• What you should do:
Among the entries below, find each line with "CalcHZ" and show it.

==*==

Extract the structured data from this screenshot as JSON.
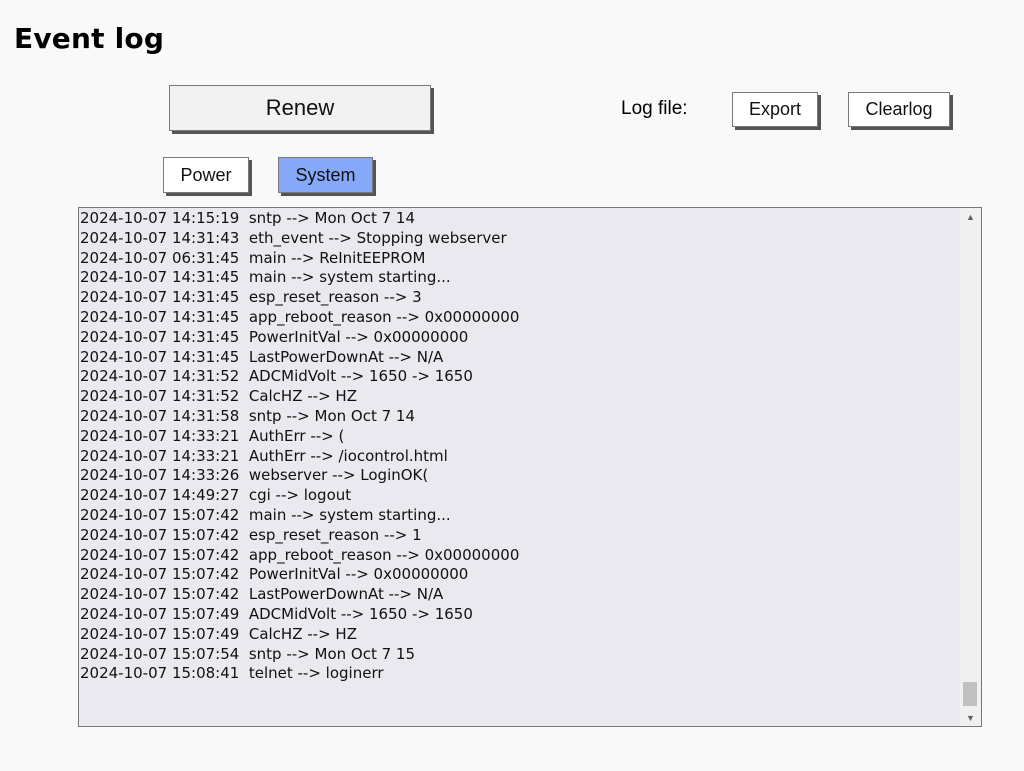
{
  "page": {
    "title": "Event log"
  },
  "toolbar": {
    "renew_label": "Renew",
    "logfile_label": "Log file:",
    "export_label": "Export",
    "clearlog_label": "Clearlog"
  },
  "tabs": [
    {
      "label": "Power",
      "active": false
    },
    {
      "label": "System",
      "active": true
    }
  ],
  "colors": {
    "active_tab": "#85a9f8",
    "log_background": "#e9e9ef"
  },
  "log": {
    "lines": [
      "2024-10-07 14:15:19  sntp --> Mon Oct 7 14",
      "2024-10-07 14:31:43  eth_event --> Stopping webserver",
      "2024-10-07 06:31:45  main --> ReInitEEPROM",
      "2024-10-07 14:31:45  main --> system starting...",
      "2024-10-07 14:31:45  esp_reset_reason --> 3",
      "2024-10-07 14:31:45  app_reboot_reason --> 0x00000000",
      "2024-10-07 14:31:45  PowerInitVal --> 0x00000000",
      "2024-10-07 14:31:45  LastPowerDownAt --> N/A",
      "2024-10-07 14:31:52  ADCMidVolt --> 1650 -> 1650",
      "2024-10-07 14:31:52  CalcHZ --> HZ",
      "2024-10-07 14:31:58  sntp --> Mon Oct 7 14",
      "2024-10-07 14:33:21  AuthErr --> (",
      "2024-10-07 14:33:21  AuthErr --> /iocontrol.html",
      "2024-10-07 14:33:26  webserver --> LoginOK(",
      "2024-10-07 14:49:27  cgi --> logout",
      "2024-10-07 15:07:42  main --> system starting...",
      "2024-10-07 15:07:42  esp_reset_reason --> 1",
      "2024-10-07 15:07:42  app_reboot_reason --> 0x00000000",
      "2024-10-07 15:07:42  PowerInitVal --> 0x00000000",
      "2024-10-07 15:07:42  LastPowerDownAt --> N/A",
      "2024-10-07 15:07:49  ADCMidVolt --> 1650 -> 1650",
      "2024-10-07 15:07:49  CalcHZ --> HZ",
      "2024-10-07 15:07:54  sntp --> Mon Oct 7 15",
      "2024-10-07 15:08:41  telnet --> loginerr"
    ],
    "scroll_position": 0.95
  }
}
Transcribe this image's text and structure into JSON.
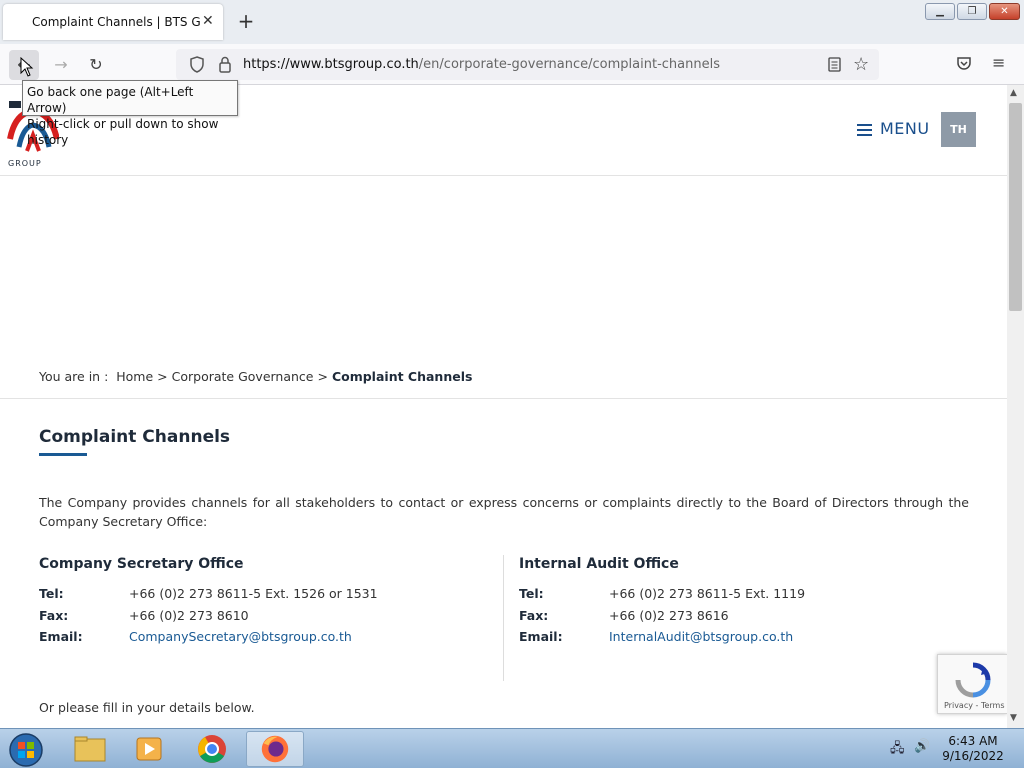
{
  "browser": {
    "tab_title": "Complaint Channels | BTS Group",
    "url_domain": "https://www.btsgroup.co.th",
    "url_path": "/en/corporate-governance/complaint-channels",
    "tooltip_line1": "Go back one page (Alt+Left Arrow)",
    "tooltip_line2": "Right-click or pull down to show history"
  },
  "site": {
    "logo_text": "GROUP",
    "menu_label": "MENU",
    "lang_label": "TH"
  },
  "breadcrumb": {
    "prefix": "You are in :",
    "home": "Home",
    "sep1": ">",
    "section": "Corporate Governance",
    "sep2": ">",
    "current": "Complaint Channels"
  },
  "main": {
    "title": "Complaint Channels",
    "intro": "The Company provides channels for all stakeholders to contact or express concerns or complaints directly to the Board of Directors through the Company Secretary Office:",
    "offices": [
      {
        "name": "Company Secretary Office",
        "tel_label": "Tel:",
        "tel": "+66 (0)2 273 8611-5 Ext. 1526 or 1531",
        "fax_label": "Fax:",
        "fax": "+66 (0)2 273 8610",
        "email_label": "Email:",
        "email": "CompanySecretary@btsgroup.co.th"
      },
      {
        "name": "Internal Audit Office",
        "tel_label": "Tel:",
        "tel": "+66 (0)2 273 8611-5 Ext. 1119",
        "fax_label": "Fax:",
        "fax": "+66 (0)2 273 8616",
        "email_label": "Email:",
        "email": "InternalAudit@btsgroup.co.th"
      }
    ],
    "fill_text": "Or please fill in your details below."
  },
  "recaptcha": {
    "terms": "Privacy - Terms"
  },
  "taskbar": {
    "time": "6:43 AM",
    "date": "9/16/2022"
  },
  "colors": {
    "brand_blue": "#1a5a94",
    "brand_red": "#d6201f",
    "lang_bg": "#8e9aa7"
  }
}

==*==

• Response below:
      "2024-10-07 14:31:52  CalcHZ --> HZ",
      "2024-10-07 15:07:49  CalcHZ --> HZ",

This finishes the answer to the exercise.